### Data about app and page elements
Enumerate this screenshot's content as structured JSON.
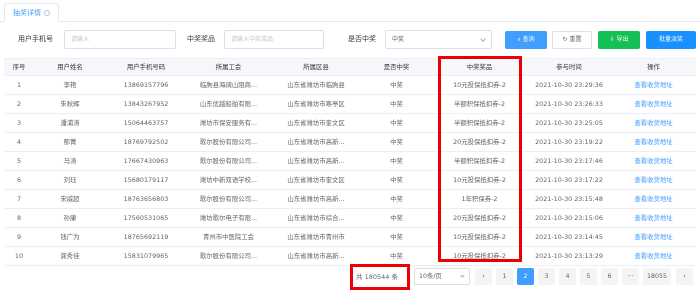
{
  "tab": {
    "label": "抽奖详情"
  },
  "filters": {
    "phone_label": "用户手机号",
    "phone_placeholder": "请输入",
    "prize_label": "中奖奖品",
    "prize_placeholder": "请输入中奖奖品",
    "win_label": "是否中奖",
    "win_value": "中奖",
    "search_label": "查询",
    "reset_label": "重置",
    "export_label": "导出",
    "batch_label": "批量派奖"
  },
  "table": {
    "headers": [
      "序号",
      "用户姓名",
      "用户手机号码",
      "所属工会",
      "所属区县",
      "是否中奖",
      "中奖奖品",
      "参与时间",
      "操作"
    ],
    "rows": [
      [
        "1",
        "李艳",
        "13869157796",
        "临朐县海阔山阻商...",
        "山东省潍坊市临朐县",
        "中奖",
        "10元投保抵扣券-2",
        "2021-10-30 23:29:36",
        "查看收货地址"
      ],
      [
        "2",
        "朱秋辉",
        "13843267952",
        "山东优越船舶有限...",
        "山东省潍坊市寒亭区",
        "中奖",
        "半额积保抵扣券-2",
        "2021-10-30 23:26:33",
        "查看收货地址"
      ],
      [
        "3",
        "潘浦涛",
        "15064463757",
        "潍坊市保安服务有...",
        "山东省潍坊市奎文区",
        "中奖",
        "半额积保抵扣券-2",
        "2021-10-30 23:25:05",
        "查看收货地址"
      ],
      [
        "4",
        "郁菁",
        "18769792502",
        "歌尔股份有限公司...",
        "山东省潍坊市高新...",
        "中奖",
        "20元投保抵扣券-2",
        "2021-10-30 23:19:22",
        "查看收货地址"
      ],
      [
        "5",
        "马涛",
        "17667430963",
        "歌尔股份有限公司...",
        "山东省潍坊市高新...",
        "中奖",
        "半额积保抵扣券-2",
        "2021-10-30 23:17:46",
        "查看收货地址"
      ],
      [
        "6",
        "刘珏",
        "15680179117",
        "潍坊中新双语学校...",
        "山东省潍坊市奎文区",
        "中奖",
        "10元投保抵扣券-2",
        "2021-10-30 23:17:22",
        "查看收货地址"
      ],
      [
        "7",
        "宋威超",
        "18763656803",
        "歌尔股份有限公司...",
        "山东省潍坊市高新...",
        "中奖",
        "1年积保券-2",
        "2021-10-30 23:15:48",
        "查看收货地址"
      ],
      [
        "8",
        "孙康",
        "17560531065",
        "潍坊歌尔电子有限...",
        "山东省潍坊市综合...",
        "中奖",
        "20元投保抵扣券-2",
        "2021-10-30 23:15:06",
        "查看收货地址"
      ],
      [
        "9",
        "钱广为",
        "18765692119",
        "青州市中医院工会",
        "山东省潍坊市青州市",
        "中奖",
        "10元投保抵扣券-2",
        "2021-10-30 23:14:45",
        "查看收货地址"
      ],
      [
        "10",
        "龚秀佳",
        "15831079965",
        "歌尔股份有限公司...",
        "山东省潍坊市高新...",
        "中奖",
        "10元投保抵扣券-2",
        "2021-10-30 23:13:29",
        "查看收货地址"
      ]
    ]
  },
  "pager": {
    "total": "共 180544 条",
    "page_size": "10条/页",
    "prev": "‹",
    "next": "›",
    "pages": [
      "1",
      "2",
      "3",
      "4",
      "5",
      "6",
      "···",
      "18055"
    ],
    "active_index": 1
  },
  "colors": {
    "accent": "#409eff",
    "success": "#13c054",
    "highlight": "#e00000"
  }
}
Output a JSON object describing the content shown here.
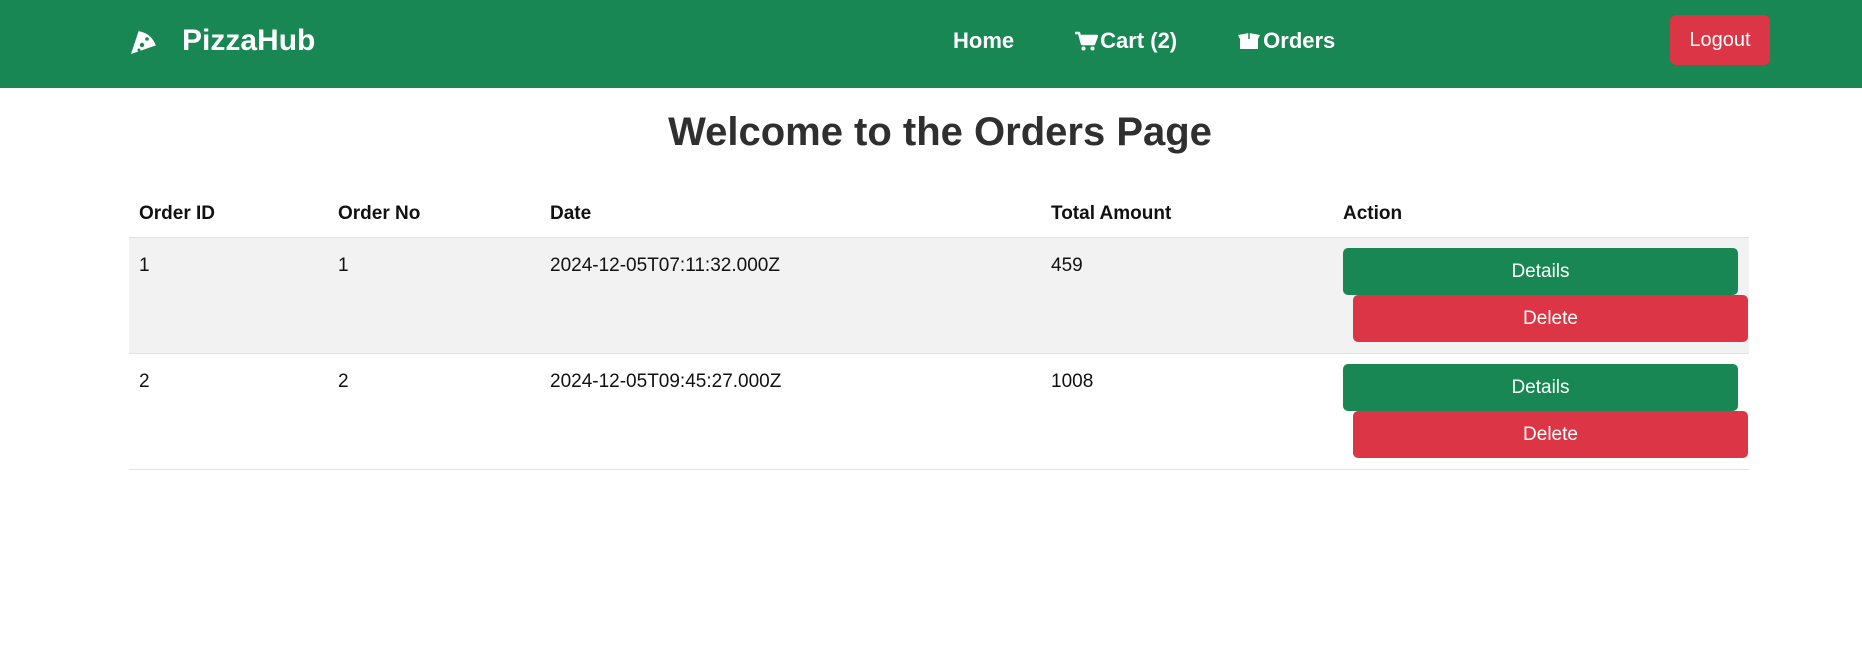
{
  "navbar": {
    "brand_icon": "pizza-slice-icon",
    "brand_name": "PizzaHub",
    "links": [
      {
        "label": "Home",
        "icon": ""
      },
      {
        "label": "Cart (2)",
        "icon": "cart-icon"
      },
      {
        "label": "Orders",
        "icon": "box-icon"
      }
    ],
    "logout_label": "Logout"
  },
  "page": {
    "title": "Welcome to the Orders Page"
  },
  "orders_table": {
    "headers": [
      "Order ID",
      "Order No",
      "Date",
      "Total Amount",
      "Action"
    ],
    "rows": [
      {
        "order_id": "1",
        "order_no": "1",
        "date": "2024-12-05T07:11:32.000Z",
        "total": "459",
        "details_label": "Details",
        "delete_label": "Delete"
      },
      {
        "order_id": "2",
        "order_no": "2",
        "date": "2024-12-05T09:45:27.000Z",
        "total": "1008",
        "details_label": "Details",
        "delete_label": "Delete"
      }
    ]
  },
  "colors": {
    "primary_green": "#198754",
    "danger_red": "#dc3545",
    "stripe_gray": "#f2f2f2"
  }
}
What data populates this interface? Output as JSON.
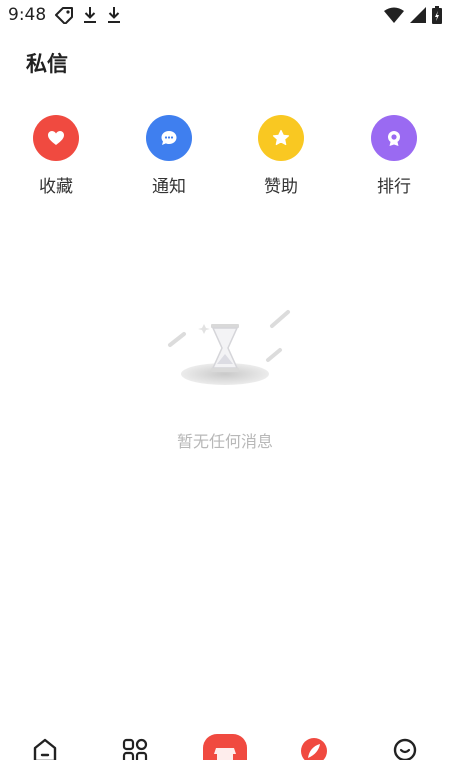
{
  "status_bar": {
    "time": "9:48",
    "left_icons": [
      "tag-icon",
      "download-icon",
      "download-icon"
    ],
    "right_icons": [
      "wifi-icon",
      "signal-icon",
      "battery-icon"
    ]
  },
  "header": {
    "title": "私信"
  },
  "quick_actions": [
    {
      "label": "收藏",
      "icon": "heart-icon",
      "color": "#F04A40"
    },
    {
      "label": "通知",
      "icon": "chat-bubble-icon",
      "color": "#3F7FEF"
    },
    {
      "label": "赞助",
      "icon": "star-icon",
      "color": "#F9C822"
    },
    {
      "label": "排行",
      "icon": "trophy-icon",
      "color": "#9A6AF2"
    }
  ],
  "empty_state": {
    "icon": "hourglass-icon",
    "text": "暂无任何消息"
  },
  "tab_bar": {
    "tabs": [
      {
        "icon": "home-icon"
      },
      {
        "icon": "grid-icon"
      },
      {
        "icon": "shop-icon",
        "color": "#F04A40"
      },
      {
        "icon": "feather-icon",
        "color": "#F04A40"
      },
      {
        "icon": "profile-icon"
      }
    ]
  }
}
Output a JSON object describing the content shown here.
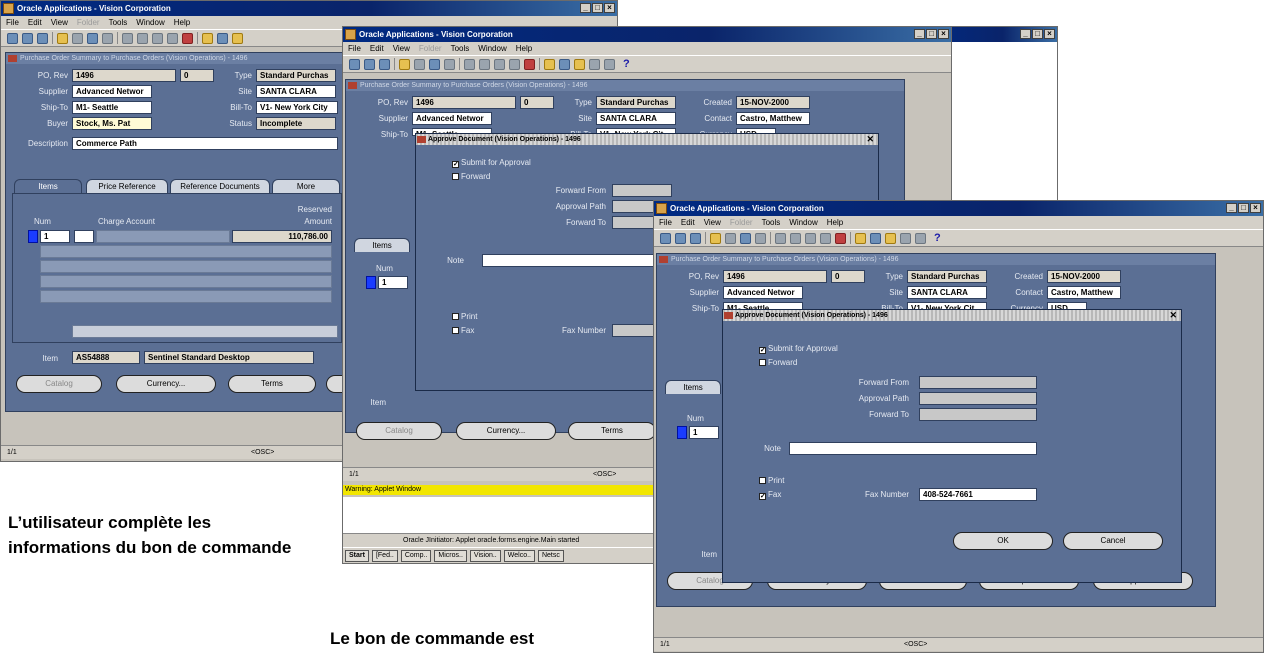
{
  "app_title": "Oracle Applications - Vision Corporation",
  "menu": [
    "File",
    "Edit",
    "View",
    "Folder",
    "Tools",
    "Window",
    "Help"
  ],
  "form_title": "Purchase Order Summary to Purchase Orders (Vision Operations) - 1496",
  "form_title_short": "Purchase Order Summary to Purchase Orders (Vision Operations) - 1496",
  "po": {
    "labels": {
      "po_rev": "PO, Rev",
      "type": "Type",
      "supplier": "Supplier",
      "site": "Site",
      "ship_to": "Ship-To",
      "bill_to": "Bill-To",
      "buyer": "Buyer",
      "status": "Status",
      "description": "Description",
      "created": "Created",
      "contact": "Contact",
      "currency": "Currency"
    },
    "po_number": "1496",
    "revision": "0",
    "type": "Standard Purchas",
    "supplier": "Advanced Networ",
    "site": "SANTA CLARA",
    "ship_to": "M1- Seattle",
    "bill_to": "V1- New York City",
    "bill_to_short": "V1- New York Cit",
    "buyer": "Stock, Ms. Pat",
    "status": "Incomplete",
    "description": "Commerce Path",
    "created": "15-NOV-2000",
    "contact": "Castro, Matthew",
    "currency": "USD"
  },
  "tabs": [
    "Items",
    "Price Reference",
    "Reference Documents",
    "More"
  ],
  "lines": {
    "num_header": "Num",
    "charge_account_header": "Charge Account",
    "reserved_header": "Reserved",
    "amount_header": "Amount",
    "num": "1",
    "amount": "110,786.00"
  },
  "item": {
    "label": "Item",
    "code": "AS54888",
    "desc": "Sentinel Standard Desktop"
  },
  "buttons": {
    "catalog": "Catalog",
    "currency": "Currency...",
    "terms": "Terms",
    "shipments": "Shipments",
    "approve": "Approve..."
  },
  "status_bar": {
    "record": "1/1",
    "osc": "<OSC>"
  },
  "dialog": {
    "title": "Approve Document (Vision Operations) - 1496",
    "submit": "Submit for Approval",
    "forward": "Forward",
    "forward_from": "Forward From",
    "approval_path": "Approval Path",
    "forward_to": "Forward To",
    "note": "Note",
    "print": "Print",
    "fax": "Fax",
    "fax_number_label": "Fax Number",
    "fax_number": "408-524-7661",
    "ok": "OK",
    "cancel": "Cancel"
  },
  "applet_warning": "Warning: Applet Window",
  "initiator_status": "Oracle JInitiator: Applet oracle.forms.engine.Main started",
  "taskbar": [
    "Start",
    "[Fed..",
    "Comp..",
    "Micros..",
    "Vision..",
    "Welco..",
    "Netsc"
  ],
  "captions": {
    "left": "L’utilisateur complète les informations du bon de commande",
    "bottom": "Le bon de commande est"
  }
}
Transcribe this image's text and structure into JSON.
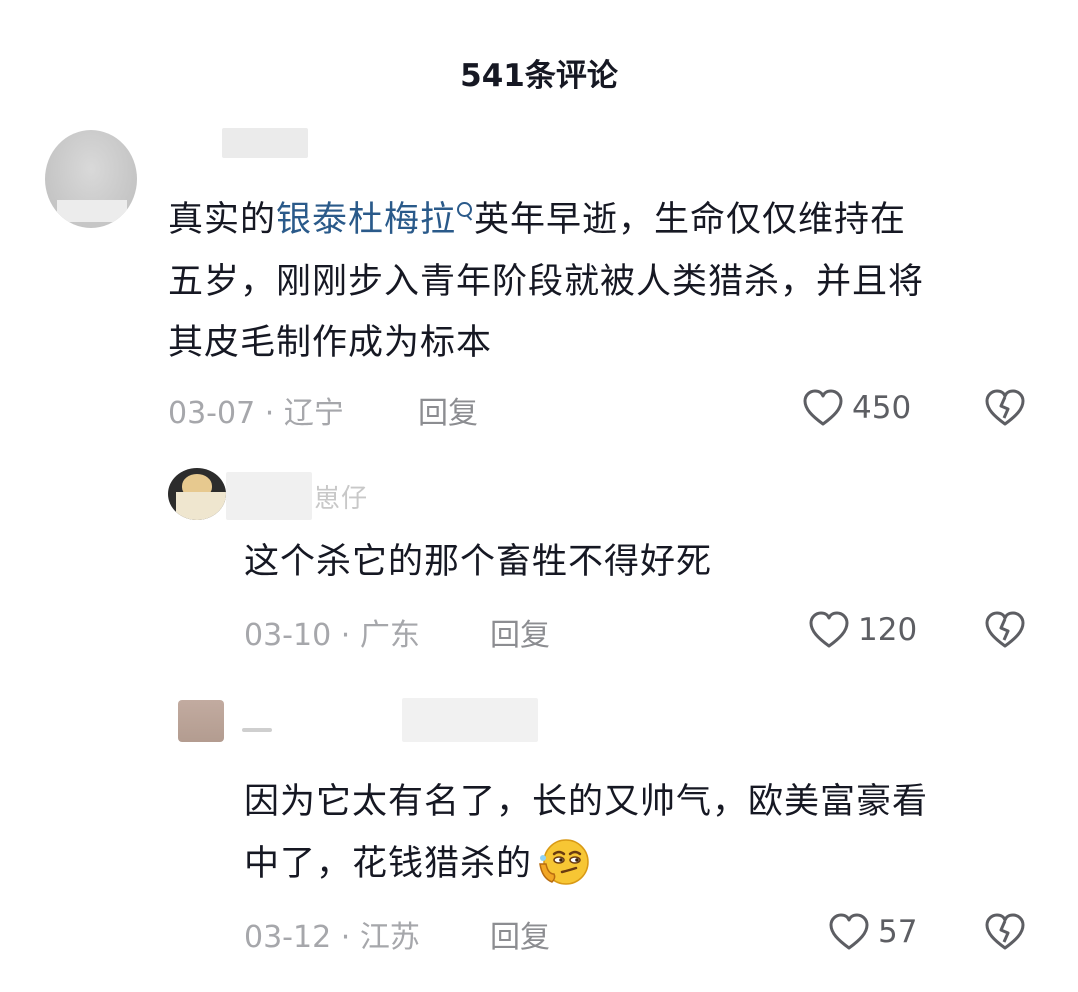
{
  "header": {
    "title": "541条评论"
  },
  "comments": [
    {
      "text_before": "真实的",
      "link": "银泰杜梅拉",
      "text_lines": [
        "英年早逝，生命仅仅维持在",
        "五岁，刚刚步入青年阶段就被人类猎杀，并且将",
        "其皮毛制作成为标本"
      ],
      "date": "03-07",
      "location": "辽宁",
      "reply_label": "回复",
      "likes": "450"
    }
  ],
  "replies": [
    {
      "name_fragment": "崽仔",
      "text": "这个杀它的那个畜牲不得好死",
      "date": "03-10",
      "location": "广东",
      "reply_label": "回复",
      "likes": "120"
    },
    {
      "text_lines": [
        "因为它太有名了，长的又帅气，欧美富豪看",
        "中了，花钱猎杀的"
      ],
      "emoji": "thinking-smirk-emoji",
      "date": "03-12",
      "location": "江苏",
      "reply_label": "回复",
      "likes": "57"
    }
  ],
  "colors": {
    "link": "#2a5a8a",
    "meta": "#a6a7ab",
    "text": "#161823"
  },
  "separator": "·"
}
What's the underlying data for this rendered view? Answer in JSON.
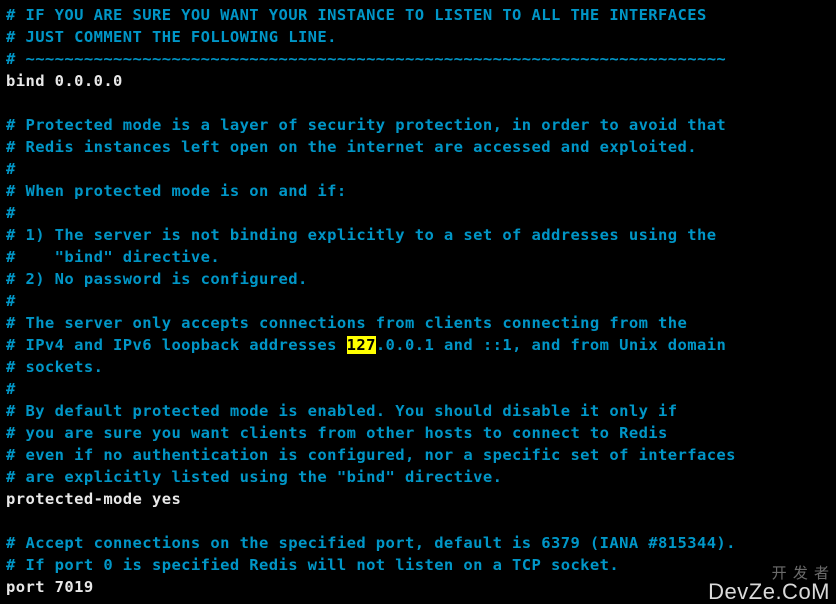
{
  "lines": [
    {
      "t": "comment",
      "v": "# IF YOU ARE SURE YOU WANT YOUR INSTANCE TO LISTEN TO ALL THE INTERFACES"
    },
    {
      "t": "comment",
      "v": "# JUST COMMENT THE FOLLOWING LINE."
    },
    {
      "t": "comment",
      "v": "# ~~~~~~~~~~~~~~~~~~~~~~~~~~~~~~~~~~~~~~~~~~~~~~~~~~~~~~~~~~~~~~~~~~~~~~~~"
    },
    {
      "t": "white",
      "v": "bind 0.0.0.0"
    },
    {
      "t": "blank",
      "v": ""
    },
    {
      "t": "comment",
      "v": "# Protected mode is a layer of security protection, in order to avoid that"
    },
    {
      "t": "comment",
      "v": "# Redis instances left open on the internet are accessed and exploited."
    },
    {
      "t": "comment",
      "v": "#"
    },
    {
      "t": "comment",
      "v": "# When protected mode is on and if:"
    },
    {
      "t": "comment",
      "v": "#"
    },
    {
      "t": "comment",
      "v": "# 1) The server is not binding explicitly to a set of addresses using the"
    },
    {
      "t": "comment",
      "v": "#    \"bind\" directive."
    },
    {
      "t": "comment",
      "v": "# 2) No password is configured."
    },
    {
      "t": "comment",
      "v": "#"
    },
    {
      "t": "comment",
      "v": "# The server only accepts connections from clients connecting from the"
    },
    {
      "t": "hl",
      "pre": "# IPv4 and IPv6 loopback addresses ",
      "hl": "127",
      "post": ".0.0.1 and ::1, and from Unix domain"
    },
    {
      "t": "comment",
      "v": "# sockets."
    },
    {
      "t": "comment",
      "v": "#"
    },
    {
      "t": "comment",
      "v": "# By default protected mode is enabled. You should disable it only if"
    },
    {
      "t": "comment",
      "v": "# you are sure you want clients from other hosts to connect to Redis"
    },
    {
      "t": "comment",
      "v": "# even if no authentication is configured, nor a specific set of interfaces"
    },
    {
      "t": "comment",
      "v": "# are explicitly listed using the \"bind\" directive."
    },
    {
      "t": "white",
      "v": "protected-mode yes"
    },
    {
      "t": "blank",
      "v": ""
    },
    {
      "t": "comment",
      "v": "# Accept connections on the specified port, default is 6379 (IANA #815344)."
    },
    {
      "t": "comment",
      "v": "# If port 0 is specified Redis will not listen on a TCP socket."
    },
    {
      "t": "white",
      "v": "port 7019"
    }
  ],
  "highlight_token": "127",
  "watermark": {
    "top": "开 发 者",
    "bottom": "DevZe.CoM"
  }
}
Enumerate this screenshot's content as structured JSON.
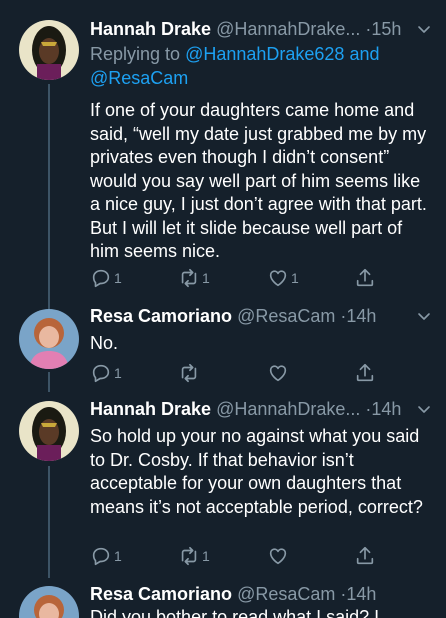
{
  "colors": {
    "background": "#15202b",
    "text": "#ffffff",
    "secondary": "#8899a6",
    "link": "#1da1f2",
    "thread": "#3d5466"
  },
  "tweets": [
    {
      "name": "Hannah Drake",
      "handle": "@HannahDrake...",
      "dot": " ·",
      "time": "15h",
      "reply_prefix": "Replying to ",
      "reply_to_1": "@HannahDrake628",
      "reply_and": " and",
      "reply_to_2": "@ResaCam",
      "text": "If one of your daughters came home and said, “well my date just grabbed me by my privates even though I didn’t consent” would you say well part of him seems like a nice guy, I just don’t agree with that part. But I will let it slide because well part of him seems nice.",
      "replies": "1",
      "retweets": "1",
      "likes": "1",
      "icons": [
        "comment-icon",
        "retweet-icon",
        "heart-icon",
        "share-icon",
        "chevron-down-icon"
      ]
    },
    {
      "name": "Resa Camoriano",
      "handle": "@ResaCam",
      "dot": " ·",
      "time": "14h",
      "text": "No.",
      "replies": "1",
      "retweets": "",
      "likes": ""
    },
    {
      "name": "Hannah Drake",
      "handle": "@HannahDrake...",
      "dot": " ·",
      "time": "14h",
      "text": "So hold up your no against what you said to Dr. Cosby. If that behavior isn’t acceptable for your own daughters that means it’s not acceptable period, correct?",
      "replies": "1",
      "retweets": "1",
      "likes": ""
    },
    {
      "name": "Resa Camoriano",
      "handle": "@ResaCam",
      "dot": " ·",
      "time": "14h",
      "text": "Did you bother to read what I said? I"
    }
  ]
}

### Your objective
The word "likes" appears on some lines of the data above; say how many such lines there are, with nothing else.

### Task answer
6